Menace actors have been utilizing typosquatting to assault Python builders (opens in new tab) with malware, researchers have claimed.
Specialists from Spectralops.io lately analyzed PyPI, a software program repository for Python programmers, and located ten malicious packages on the platform. All of those got names which might be nearly an identical to the names of reliable packages with the intention to dupe builders into downloading, and adopting, the contaminated ones.
Any such assault is named typosquatting, and is a standard incidence amongst cybercriminals.
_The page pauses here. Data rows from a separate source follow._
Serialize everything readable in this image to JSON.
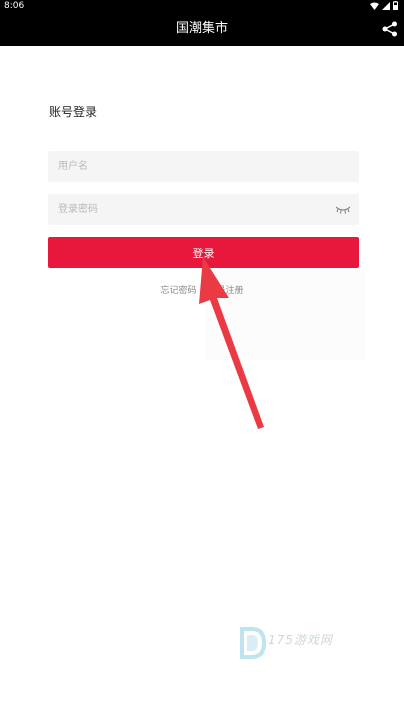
{
  "status_bar": {
    "time": "8:06"
  },
  "header": {
    "title": "国潮集市"
  },
  "login": {
    "section_title": "账号登录",
    "username_placeholder": "用户名",
    "password_placeholder": "登录密码",
    "login_button": "登录",
    "forgot_password": "忘记密码",
    "register": "账号注册"
  },
  "watermark": {
    "text": "175游戏网"
  },
  "colors": {
    "accent": "#e8173c",
    "header_bg": "#000000",
    "field_bg": "#f5f5f5"
  },
  "icons": [
    "wifi-icon",
    "signal-icon",
    "battery-icon",
    "share-icon",
    "eye-closed-icon"
  ]
}
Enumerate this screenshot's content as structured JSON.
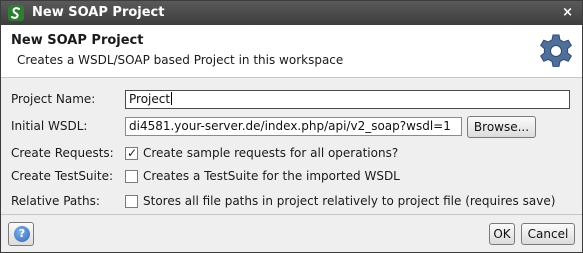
{
  "window": {
    "title": "New SOAP Project",
    "close_glyph": "×",
    "app_icon": "soapui-logo-icon"
  },
  "header": {
    "title": "New SOAP Project",
    "description": "Creates a WSDL/SOAP based Project in this workspace",
    "icon": "gear-icon"
  },
  "form": {
    "project_name": {
      "label": "Project Name:",
      "value": "Project"
    },
    "initial_wsdl": {
      "label": "Initial WSDL:",
      "value": "di4581.your-server.de/index.php/api/v2_soap?wsdl=1",
      "browse_label": "Browse..."
    },
    "create_requests": {
      "label": "Create Requests:",
      "checkbox_label": "Create sample requests for all operations?",
      "checked": true
    },
    "create_testsuite": {
      "label": "Create TestSuite:",
      "checkbox_label": "Creates a TestSuite for the imported WSDL",
      "checked": false
    },
    "relative_paths": {
      "label": "Relative Paths:",
      "checkbox_label": "Stores all file paths in project relatively to project file (requires save)",
      "checked": false
    }
  },
  "footer": {
    "help_icon": "help-icon",
    "ok_label": "OK",
    "cancel_label": "Cancel"
  },
  "colors": {
    "titlebar": "#3d3d3d",
    "dialog_bg": "#efefef",
    "help_blue": "#2f66b8"
  }
}
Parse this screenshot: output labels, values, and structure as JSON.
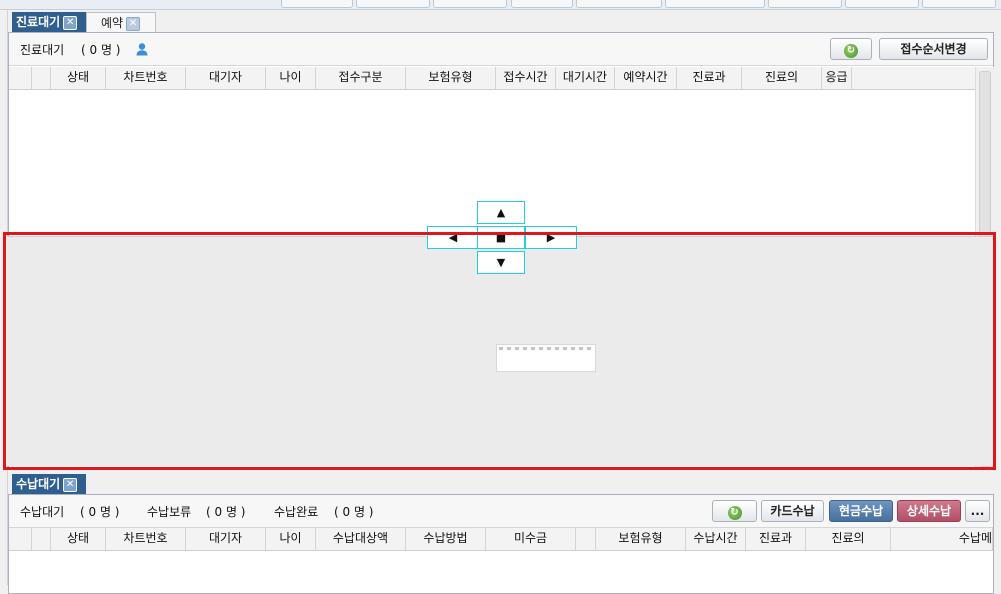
{
  "top_panel": {
    "tabs": [
      {
        "label": "진료대기",
        "active": true
      },
      {
        "label": "예약",
        "active": false
      }
    ],
    "summary": {
      "label": "진료대기",
      "count_text": "( 0 명 )"
    },
    "buttons": {
      "refresh": "↻",
      "reorder": "접수순서변경"
    },
    "columns": [
      "",
      "",
      "상태",
      "차트번호",
      "대기자",
      "나이",
      "접수구분",
      "보험유형",
      "접수시간",
      "대기시간",
      "예약시간",
      "진료과",
      "진료의",
      "응급"
    ]
  },
  "dock_arrows": {
    "up": "▲",
    "left": "◀",
    "center": "■",
    "right": "▶",
    "down": "▼"
  },
  "bottom_panel": {
    "tab": {
      "label": "수납대기"
    },
    "summary": {
      "waiting_label": "수납대기",
      "waiting_count": "( 0 명 )",
      "hold_label": "수납보류",
      "hold_count": "( 0 명 )",
      "done_label": "수납완료",
      "done_count": "( 0 명 )"
    },
    "buttons": {
      "refresh": "↻",
      "card": "카드수납",
      "cash": "현금수납",
      "detail": "상세수납",
      "more": "..."
    },
    "columns": [
      "",
      "",
      "상태",
      "차트번호",
      "대기자",
      "나이",
      "수납대상액",
      "수납방법",
      "미수금",
      "",
      "보험유형",
      "수납시간",
      "진료과",
      "진료의",
      "수납메"
    ]
  },
  "colors": {
    "tab_active": "#2f5f8f",
    "highlight_border": "#e0161b",
    "dock_border": "#20d0e0",
    "cash_button": "#48709e",
    "detail_button": "#b04e66"
  }
}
It is not used simply on code repositories (though we have seen quite a few cases on GitHub, for instance, up to now), but additionally in phishing emails, pretend web sites, and in id theft.
1000’s of builders in danger
Ought to the victims undertake these packages, they’d be giving risk actors keys to their kingdoms, on condition that the malware allows personal knowledge theft, in addition to theft of developer credentials. The attackers would then ship the info to a 3rd celebration, with the victims by no means figuring out what occurred. As of as we speak, Spectralops reminds, PyPi has greater than 600,000 energetic customers, suggesting that the risk panorama is kind of giant.
“These assaults depend on the truth that the Python set up course of can embody arbitrary code snippets, which is a spot for malicious gamers to place their malicious code at,” defined Ori Abramovsky, Knowledge Science Lead at Spectralops.io. “We found it utilizing machine studying fashions which analyze the code of those packages and auto alert on the malicious ones.”
Here is the complete record of the affected packages:
- Pyg-utils, Pymocks and PyProto2
- Take a look at-async
- Free-net-vpn and Free-net-vpn2
The researchers reached out to PyPI which, quickly after, eliminated the malicious packages from its repository. Nonetheless, builders that downloaded them up to now are nonetheless in danger, and will refresh their passwords and different login credentials, simply in case.
“What’s outstanding right here is simply how frequent these malicious packages are,” Abramovsky continued. “They’re easy, but harmful. Personally, as soon as I encountered a lot of these assaults, I began double checking each Python package deal I exploit. Generally I even obtain it and manually observe its code previous to putting in it.”